= Beginning of Section =

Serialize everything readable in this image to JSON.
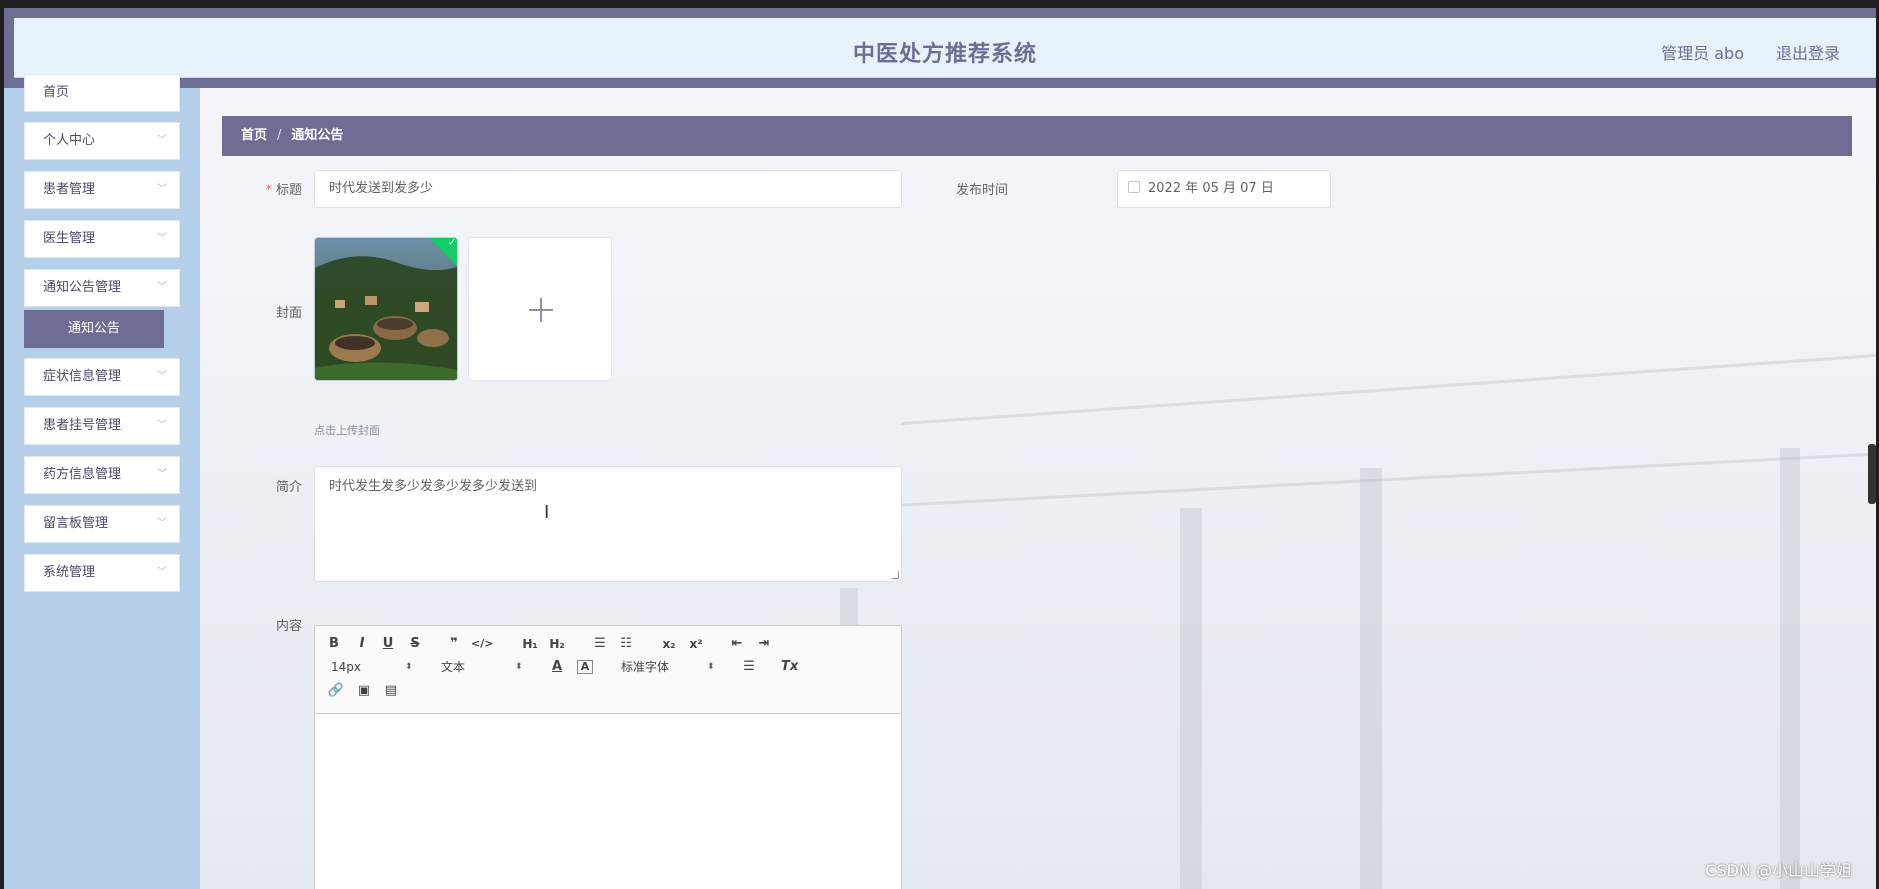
{
  "header": {
    "title": "中医处方推荐系统",
    "user": "管理员 abo",
    "logout": "退出登录"
  },
  "sidebar": {
    "items": [
      {
        "label": "首页"
      },
      {
        "label": "个人中心"
      },
      {
        "label": "患者管理"
      },
      {
        "label": "医生管理"
      },
      {
        "label": "通知公告管理"
      },
      {
        "label": "症状信息管理"
      },
      {
        "label": "患者挂号管理"
      },
      {
        "label": "药方信息管理"
      },
      {
        "label": "留言板管理"
      },
      {
        "label": "系统管理"
      }
    ],
    "active_sub": "通知公告"
  },
  "breadcrumb": {
    "home": "首页",
    "separator": "/",
    "current": "通知公告"
  },
  "form": {
    "title_label": "标题",
    "title_required": "*",
    "title_value": "时代发送到发多少",
    "publish_label": "发布时间",
    "publish_value": "2022 年 05 月 07 日",
    "cover_label": "封面",
    "cover_hint": "点击上传封面",
    "summary_label": "简介",
    "summary_value": "时代发生发多少发多少发多少发送到",
    "content_label": "内容"
  },
  "editor": {
    "font_size": "14px",
    "text_type": "文本",
    "font_family": "标准字体"
  },
  "watermark": "CSDN @小山山学姐",
  "colors": {
    "accent": "#6e6e94",
    "sidebar_bg": "#b6d0ea",
    "header_bg": "#e6f3fd"
  }
}
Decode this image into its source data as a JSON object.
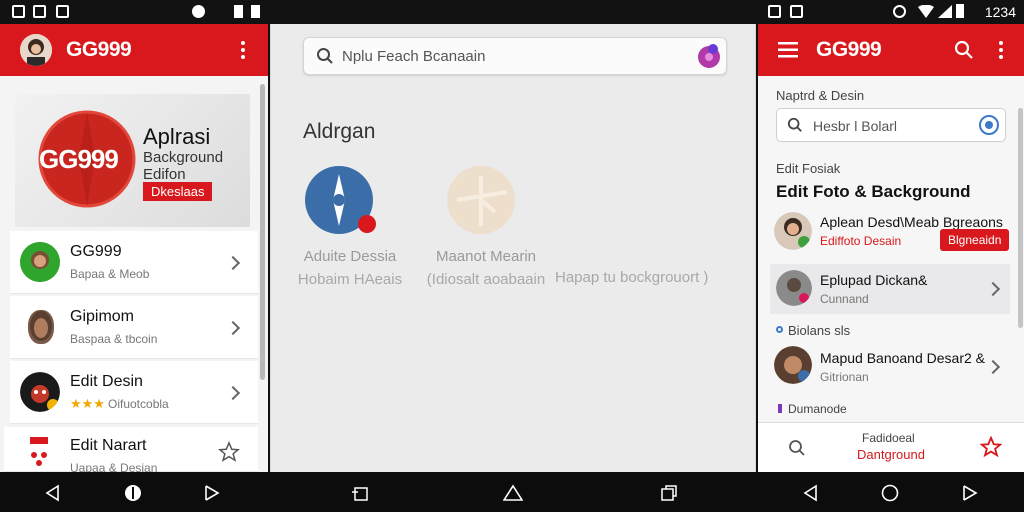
{
  "status_bar": {
    "time": "1234"
  },
  "left": {
    "app_title": "GG999",
    "banner": {
      "logo_text": "GG999",
      "title": "Aplrasi",
      "line2": "Background",
      "line3": "Edifon",
      "tag": "Dkeslaas"
    },
    "items": [
      {
        "title": "GG999",
        "subtitle": "Bapaa & Meob"
      },
      {
        "title": "Gipimom",
        "subtitle": "Baspaa & tbcoin"
      },
      {
        "title": "Edit Desin",
        "subtitle": "Oifuotcobla",
        "stars": "★★★"
      },
      {
        "title": "Edit Narart",
        "subtitle": "Uapaa & Desian"
      }
    ]
  },
  "middle": {
    "search_placeholder": "Nplu Feach Bcanaain",
    "heading": "Aldrgan",
    "apps": [
      {
        "name": "Aduite Dessia",
        "sub": "Hobaim HAeais"
      },
      {
        "name": "Maanot Mearin",
        "sub": "(Idiosalt aoabaain"
      }
    ],
    "extra_caption": "Hapap tu bockgrouort )"
  },
  "right": {
    "app_title": "GG999",
    "search_label": "Naptrd & Desin",
    "search_placeholder": "Hesbr l Bolarl",
    "section_small": "Edit Fosiak",
    "section_title": "Edit Foto & Background",
    "featured": {
      "line1": "Aplean Desd\\Meab Bgreaons",
      "line2": "Ediffoto Desain",
      "button": "Blgneaidn"
    },
    "item2": {
      "line1": "Eplupad Dickan&",
      "line2": "Cunnand"
    },
    "label2": "Biolans sls",
    "item3": {
      "line1": "Mapud Banoand Desar2 &",
      "line2": "Gitrionan"
    },
    "label3": "Dumanode",
    "bottom": {
      "line1": "Fadidoeal",
      "line2": "Dantground"
    }
  },
  "colors": {
    "brand_red": "#d8181c",
    "blue_accent": "#3b6ea8"
  }
}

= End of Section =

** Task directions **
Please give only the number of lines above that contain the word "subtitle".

** Exercise solution **
4